This song features the soft vocals of a folk group, the bass line of an indie pop band and the guitar of (wait for it) 80s new wave! It’s all the best parts of music combined into one track that is far too short for anyone’s good.
With folky vocals, they’re inherently dreamy. The guitar and bass are working together, never once fighting for the listener’s attention. Towards the end of the song, there’s an explosion of guitar, perpetually supported by the bass line, that commands that you shoegaze to this awesome track. The end of the song fades out into nothing, but the melodic explosion still rings vividly in your memory. This is the song you need when you need to crack down and do work.
Come the second or third week of the semester, you may feel like you’re burning in hell constantly. You and everybody else, kid. Just wait until midterms.
10. “World On Fire” by The Royal Concept, off of their record, Royal.
I chose to end this playlist with a heavy electro-rock song because ending on a quiet note is not how you’re going to end this semester.
“World On Fire” opens up with a repeated synthesizer sound—a sound that is aggressively and intrinsically rock. The vocals are monotone throughout the song which, for some, might indicate something boring. The song is reserved is initially inexplicably reserved in sound and attitude. It’s almost frustrating at first, but come the chorus, the listener is granted the release he or she has been looking for. David Larson, the vocalist, lets all his emotions go during the chorus, but quickly returns to monotonic safety for the next verse until the chorus comes ’round again.
In short, you’ll be craving his next vocal explosion for the whole next verse.
Knee-deep in papers, assignments, textbook readings and presentations to prepare for, your world is simply on fire.
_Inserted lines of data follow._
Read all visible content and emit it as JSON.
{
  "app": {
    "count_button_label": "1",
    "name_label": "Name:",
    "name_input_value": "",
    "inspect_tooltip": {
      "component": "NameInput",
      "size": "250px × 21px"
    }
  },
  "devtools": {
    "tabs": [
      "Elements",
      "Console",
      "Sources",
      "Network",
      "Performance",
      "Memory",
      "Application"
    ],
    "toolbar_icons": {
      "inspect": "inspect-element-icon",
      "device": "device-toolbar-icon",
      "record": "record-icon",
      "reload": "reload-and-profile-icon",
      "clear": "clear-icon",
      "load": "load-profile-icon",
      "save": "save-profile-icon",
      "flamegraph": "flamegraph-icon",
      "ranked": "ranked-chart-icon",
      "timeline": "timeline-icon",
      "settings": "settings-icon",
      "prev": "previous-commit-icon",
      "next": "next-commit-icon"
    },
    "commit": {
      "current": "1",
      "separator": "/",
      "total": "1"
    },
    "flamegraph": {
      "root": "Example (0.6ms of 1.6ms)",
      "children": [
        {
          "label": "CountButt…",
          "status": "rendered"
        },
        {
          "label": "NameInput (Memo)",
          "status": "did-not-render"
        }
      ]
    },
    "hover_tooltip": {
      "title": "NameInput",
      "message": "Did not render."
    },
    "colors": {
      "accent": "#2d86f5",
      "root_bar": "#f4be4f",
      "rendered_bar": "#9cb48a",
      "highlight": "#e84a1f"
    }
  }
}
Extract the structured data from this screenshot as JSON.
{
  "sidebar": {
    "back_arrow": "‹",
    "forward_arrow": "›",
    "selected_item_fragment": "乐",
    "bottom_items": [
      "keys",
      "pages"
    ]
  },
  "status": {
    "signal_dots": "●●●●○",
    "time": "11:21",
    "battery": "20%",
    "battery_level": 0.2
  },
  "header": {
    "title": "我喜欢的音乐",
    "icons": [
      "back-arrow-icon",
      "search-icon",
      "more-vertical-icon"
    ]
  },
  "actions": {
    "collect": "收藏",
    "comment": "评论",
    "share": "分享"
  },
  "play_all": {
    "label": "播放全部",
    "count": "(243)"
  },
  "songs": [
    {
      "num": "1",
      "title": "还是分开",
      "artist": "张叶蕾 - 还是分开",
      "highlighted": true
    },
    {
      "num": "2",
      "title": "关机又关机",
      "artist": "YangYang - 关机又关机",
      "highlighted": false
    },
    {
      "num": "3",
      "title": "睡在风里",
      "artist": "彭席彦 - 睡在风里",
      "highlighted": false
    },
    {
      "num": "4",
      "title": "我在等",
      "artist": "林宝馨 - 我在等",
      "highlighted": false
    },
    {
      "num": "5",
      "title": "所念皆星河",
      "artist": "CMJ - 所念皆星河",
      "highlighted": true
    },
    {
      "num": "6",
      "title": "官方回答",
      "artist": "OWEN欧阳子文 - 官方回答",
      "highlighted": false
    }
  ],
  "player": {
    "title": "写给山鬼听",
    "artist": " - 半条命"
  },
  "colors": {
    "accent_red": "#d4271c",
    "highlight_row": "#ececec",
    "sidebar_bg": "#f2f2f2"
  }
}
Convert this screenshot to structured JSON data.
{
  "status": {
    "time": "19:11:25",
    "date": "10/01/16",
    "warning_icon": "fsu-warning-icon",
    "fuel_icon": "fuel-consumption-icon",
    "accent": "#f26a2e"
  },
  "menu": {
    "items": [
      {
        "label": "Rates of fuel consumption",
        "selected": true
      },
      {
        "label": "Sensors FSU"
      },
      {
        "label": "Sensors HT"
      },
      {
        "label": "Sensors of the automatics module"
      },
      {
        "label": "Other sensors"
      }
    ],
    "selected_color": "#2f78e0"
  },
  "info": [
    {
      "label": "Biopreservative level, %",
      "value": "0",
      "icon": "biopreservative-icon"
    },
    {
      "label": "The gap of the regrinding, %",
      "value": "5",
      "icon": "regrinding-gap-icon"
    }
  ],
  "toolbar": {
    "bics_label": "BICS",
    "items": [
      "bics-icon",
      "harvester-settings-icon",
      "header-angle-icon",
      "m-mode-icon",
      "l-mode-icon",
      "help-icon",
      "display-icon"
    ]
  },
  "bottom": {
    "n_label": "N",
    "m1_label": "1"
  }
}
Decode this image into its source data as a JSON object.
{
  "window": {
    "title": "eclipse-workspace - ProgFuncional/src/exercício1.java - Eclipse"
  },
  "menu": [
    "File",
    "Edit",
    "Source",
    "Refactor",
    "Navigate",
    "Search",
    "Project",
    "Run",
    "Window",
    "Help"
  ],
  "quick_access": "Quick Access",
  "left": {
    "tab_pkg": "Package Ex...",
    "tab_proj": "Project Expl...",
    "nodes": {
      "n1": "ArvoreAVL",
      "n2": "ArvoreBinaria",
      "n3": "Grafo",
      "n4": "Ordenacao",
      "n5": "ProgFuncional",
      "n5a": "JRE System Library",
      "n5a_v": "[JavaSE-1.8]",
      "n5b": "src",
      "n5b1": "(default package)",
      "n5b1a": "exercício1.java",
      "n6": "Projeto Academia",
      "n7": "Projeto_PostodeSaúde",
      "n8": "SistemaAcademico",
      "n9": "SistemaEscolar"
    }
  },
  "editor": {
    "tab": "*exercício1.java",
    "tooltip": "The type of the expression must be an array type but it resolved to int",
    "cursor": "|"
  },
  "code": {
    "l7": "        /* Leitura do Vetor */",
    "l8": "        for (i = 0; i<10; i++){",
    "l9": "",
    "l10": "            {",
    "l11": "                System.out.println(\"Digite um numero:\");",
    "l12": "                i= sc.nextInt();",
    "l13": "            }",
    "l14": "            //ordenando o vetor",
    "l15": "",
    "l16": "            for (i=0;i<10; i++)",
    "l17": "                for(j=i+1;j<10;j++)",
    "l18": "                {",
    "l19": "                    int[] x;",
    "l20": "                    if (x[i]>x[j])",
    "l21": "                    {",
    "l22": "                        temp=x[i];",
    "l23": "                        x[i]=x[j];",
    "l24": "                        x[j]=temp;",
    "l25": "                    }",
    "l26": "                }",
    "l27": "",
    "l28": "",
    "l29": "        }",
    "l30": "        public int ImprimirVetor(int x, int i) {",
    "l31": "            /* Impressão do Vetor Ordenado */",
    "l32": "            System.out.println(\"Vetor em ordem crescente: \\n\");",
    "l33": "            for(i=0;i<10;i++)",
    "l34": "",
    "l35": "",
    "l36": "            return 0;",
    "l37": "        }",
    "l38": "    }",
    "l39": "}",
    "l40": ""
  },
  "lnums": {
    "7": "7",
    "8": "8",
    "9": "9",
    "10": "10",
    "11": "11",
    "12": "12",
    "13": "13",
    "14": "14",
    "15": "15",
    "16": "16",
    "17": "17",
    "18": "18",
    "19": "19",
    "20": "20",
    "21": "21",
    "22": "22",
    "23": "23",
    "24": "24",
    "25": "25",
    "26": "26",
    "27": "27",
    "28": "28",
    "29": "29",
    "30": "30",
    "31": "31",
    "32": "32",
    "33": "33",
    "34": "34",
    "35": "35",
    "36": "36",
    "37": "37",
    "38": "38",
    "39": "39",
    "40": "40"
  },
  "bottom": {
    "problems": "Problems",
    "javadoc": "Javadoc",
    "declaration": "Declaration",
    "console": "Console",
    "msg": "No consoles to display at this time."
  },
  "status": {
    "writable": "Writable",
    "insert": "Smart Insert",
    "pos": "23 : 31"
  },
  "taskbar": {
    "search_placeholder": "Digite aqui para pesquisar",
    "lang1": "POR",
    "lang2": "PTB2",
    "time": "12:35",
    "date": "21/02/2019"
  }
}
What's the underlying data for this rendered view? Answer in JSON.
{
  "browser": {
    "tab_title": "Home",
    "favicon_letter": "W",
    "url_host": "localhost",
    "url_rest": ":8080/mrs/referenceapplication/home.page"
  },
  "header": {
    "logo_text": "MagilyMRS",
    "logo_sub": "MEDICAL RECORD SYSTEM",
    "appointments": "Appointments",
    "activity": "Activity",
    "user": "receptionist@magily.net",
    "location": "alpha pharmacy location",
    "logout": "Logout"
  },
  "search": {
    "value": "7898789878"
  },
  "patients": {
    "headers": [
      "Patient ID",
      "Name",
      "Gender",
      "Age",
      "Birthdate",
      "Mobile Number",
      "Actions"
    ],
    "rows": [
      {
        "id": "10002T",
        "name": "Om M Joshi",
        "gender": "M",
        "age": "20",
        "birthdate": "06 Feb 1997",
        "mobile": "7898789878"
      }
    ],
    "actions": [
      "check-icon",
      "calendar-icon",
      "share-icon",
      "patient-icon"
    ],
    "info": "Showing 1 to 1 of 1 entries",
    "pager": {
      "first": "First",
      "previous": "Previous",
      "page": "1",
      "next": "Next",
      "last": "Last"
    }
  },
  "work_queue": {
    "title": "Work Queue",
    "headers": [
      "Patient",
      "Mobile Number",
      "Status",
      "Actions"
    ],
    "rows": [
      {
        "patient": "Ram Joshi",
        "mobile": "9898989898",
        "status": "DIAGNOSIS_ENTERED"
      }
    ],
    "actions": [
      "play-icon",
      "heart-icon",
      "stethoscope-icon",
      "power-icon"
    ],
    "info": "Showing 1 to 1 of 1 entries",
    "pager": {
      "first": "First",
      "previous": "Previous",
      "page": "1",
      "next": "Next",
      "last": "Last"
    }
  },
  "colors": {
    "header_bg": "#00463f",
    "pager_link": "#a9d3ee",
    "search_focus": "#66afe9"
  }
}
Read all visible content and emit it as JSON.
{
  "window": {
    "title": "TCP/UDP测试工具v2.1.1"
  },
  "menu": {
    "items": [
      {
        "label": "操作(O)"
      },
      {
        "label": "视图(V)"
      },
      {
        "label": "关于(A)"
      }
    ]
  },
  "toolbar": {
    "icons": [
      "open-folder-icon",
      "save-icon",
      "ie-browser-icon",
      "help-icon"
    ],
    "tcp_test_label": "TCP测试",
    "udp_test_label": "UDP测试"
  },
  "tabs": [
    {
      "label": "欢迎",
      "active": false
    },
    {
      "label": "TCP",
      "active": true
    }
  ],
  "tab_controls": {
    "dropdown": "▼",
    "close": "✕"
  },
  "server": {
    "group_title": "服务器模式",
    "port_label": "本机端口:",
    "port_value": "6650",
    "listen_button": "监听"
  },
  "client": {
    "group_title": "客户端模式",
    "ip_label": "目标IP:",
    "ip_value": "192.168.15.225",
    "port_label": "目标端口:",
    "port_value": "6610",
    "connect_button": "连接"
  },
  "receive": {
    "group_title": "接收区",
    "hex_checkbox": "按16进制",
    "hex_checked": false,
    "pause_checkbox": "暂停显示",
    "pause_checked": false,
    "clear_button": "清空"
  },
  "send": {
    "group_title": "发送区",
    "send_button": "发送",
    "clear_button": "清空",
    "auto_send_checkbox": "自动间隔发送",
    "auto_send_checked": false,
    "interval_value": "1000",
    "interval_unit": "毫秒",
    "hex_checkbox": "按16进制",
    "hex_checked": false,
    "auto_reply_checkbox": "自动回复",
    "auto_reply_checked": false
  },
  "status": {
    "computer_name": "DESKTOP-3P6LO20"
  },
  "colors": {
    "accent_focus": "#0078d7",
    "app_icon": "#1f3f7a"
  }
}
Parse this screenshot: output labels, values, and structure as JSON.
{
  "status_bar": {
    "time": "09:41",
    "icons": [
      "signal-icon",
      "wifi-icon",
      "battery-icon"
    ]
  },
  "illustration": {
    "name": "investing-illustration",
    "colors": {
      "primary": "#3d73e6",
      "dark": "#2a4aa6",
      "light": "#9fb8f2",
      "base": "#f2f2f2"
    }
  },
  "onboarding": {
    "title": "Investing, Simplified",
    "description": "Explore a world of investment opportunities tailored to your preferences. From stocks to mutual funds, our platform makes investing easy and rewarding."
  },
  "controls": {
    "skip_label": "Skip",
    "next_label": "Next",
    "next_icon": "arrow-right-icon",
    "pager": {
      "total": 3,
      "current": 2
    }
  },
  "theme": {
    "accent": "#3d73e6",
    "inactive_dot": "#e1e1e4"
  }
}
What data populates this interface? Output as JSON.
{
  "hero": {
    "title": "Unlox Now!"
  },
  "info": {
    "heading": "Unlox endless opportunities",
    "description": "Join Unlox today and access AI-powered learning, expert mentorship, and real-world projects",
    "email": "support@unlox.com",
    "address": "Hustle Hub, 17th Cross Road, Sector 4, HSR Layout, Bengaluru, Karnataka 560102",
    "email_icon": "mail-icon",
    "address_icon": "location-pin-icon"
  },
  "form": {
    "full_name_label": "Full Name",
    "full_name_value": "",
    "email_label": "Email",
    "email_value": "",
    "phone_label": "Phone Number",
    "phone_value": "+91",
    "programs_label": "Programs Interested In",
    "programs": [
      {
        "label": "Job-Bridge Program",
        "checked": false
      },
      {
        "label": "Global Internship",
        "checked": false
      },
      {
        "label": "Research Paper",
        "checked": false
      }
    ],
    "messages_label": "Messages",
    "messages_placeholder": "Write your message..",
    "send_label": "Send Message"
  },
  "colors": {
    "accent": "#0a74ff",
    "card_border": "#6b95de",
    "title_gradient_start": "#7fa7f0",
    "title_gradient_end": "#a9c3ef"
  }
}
Yet, when Mom and Dad call you and everything is “fine,” but, in reality, everything is on fire. Will you ever get those assignments done? Yes, but you’re certainly going to complain about it first. Revel in your own, personal hell, kindly known as: college.